Then crews will work on restoring power to the largest amount of customers in the least amount of time, he said.
Repairs continue 24 hours a day with crews working 16-hour shifts, resting eight hours and returning to work, Surgeoner said.
FirstEnergy crews from Toledo Edison, Ohio Edison, Pennsylvania, New Jersey and the Cleveland area are being brought in to help, Surgeoner said.
Outside of FirstEnergy, the company is bringing in contractors from as far away as Michigan to help restore power, Surgeoner said.
Jefferson Memorial Hospital was not affected by the storm, but City Hospital in Martinsburg lost power at about 10:30 p.m. Friday so the emergency generators kicked in, hospital spokeswoman Teresa McCabe said.

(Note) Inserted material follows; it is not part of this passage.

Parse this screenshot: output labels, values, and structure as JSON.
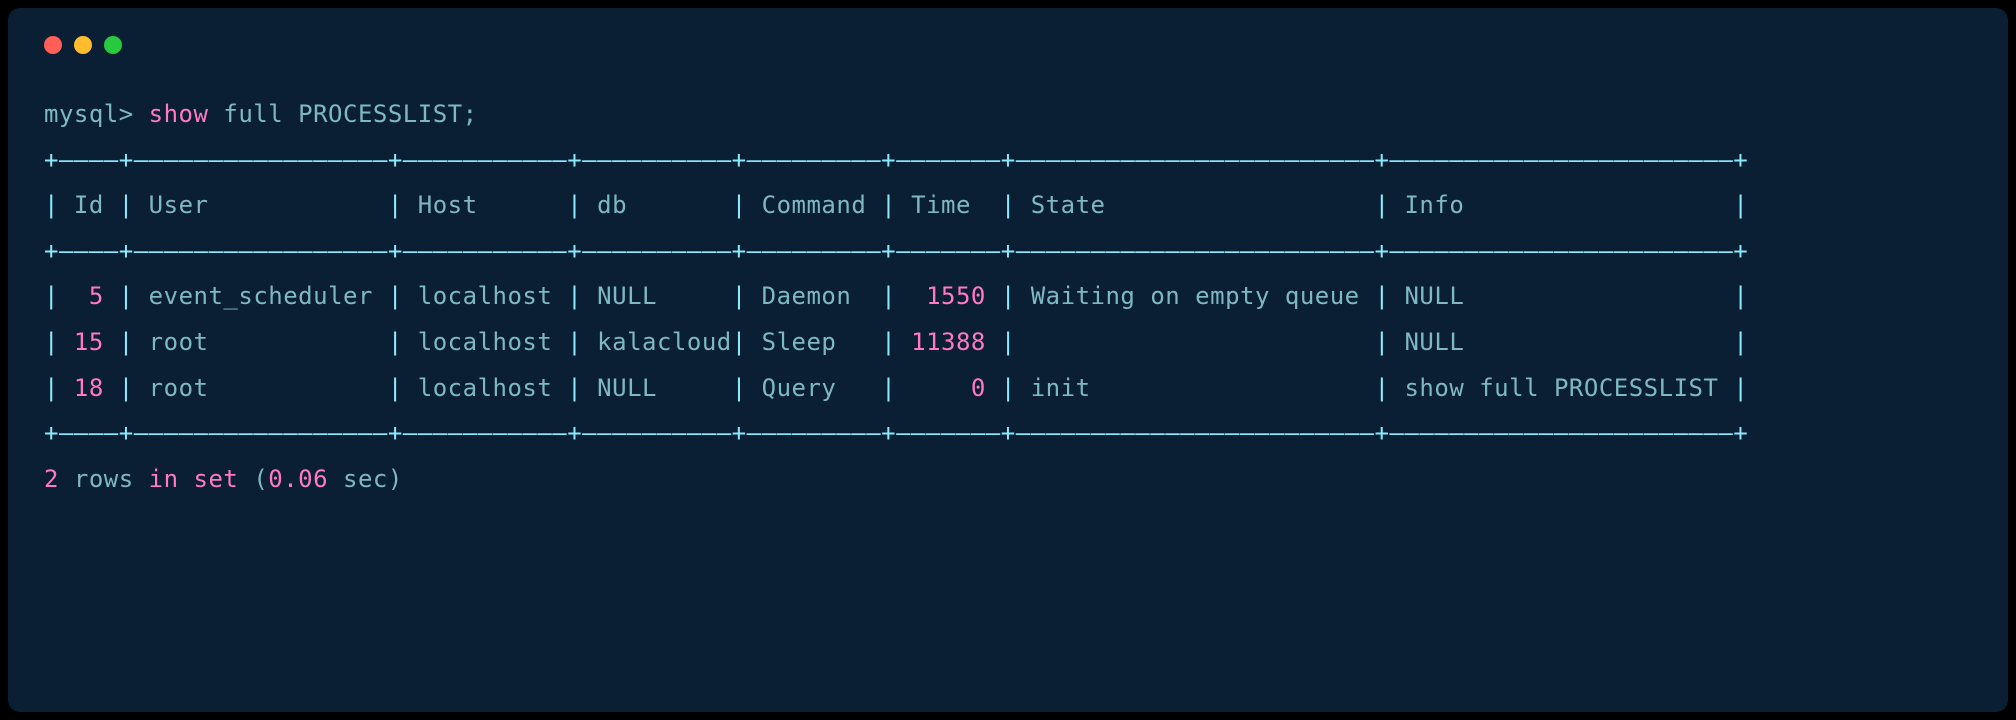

The air conditioning for patients on seven floors was not connected to the emergency generators, so hospital staff set up fans and moved some patients to areas with air conditioning until the power was restored at 2 p.m. Saturday, McCabe said. Another generator was on its way to City Hospital from Lexington, Ky., she said.
The emergency department, the intensive-care unit and the cardiac catheterization lab in the new section of the hospital did not lose air conditioning, she said.
City Hospital suspended outpatient testing, diverted trauma calls to other area hospitals and only handled emergency surgeries until the main power was restored Saturday, McCabe said.
In Berkeley County, the Martinsburg Police Department had power restored shortly before 10:30 a.m. Sunday, according to the police department.
As power came back on in areas in Martinsburg, the Martinsburg Fire Department got occasional calls for downed wires sparking, Fire Capt. Donna Harmison said.